The barrage, which lasted between 15-30 minutes, badly damaged two apartments in a two-story building across the courtyard, strewing shoes, shattered glass, children’s toys, and broken jars of pickled vegetable everywhere. The rockets hit not just Tryokhizbenka but several neighboring villages as well.
“When it began, we ran into the basement. It was horrible, absolutely terrifying. We thought the whole building would come down on us -- five stories on our heads,” Averko said. “I thought, ‘There’s no reason to keep living at this point. This is the end.’”
Two soldiers in the infantry unit, who asked that their names not be published, said the attack was the first in a long time -- possibly ever --in which Grad launchers had been used to target a location were civilians were still living. That claim could not be immediately verified. They blamed the Russia-backed separatists, with one saying, “Why would our own forces be targeting us?”
Rob Lee, a former U.S. Marine Corps officer and war policy researcher at King's College London, said that multiple-launch rocket systems are not accurate, which is dangerous, and that it’s even worse if they use "cluster-type munitions," which spread small bomblets over a wide area.
"If they haven't used [Grad-type weapons] in a long time, then it probably does represent an escalation," he said of the barrage that hit Tryokhizbenka.
"It’s a miracle we survived,” Serhiy said. “It could've been much worse."
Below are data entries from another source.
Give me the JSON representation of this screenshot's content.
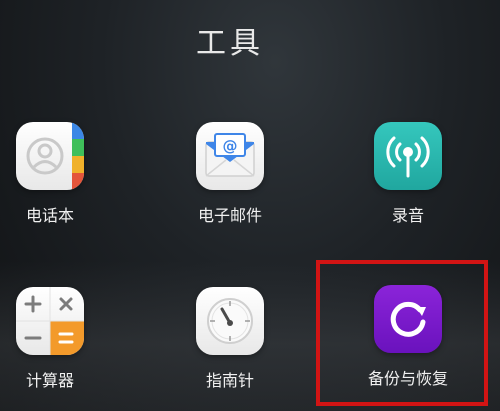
{
  "folder": {
    "title": "工具"
  },
  "apps": [
    {
      "id": "contacts",
      "label": "电话本",
      "icon": "contacts-icon"
    },
    {
      "id": "email",
      "label": "电子邮件",
      "icon": "email-icon"
    },
    {
      "id": "recorder",
      "label": "录音",
      "icon": "recorder-icon"
    },
    {
      "id": "calculator",
      "label": "计算器",
      "icon": "calculator-icon"
    },
    {
      "id": "compass",
      "label": "指南针",
      "icon": "compass-icon"
    },
    {
      "id": "backup",
      "label": "备份与恢复",
      "icon": "backup-restore-icon"
    }
  ],
  "colors": {
    "highlight": "#d21414",
    "recorder": "#2bb8ae",
    "backup": "#7a1bcc",
    "email_blue": "#3f86e8",
    "calculator_orange": "#f39a2b",
    "contacts_tabs": [
      "#3b87e6",
      "#3fbf5a",
      "#f0b12a",
      "#e4553a"
    ]
  }
}
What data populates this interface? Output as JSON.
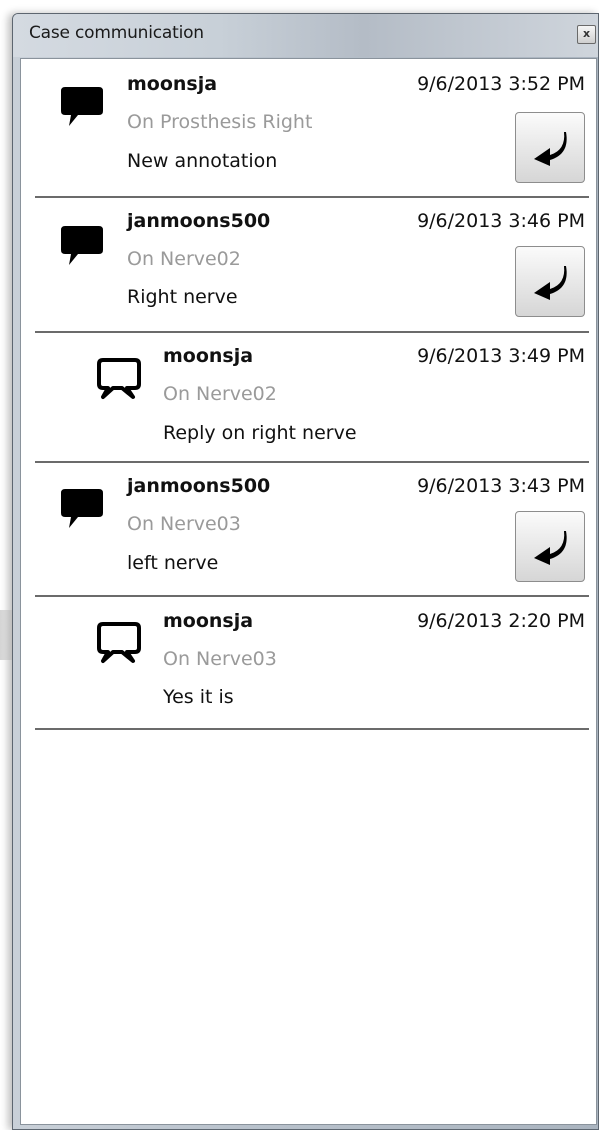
{
  "window": {
    "title": "Case communication",
    "close_label": "x"
  },
  "entries": [
    {
      "user": "moonsja",
      "time": "9/6/2013 3:52 PM",
      "target": "On Prosthesis Right",
      "message": "New annotation",
      "is_reply": false,
      "has_reply_button": true
    },
    {
      "user": "janmoons500",
      "time": "9/6/2013 3:46 PM",
      "target": "On Nerve02",
      "message": "Right nerve",
      "is_reply": false,
      "has_reply_button": true
    },
    {
      "user": "moonsja",
      "time": "9/6/2013 3:49 PM",
      "target": "On Nerve02",
      "message": "Reply on right nerve",
      "is_reply": true,
      "has_reply_button": false
    },
    {
      "user": "janmoons500",
      "time": "9/6/2013 3:43 PM",
      "target": "On Nerve03",
      "message": "left nerve",
      "is_reply": false,
      "has_reply_button": true
    },
    {
      "user": "moonsja",
      "time": "9/6/2013 2:20 PM",
      "target": "On Nerve03",
      "message": "Yes it is",
      "is_reply": true,
      "has_reply_button": false
    }
  ],
  "icons": {
    "comment": "speech-bubble-filled-icon",
    "reply_comment": "speech-bubble-outline-icon",
    "reply_action": "reply-arrow-icon"
  }
}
The entire conflict has been traumatizing, Alla said. When they moved to the village, in 2013, the year before the war erupted, they had little in the way of savings, but they had their own house and they could make do with farm animals and a garden, and Serhiy’s small salary.
“Now we have nothing,” she said.
The couple has been sleeping on a single-person bunk in the basement with the soldiers since their home was damaged.
“You know how you watch movies on TV or you see news about wars? And it’s always far away: ‘There’s war in Afghanistan. There’s war in Yugoslavia.’ It’s always so far away, somewhere else,” Alla said.
“But no. Here, war came to us. You understand?” she said. “It came to us, and it’s destroyed everything. There’s nothing.
"And for what?”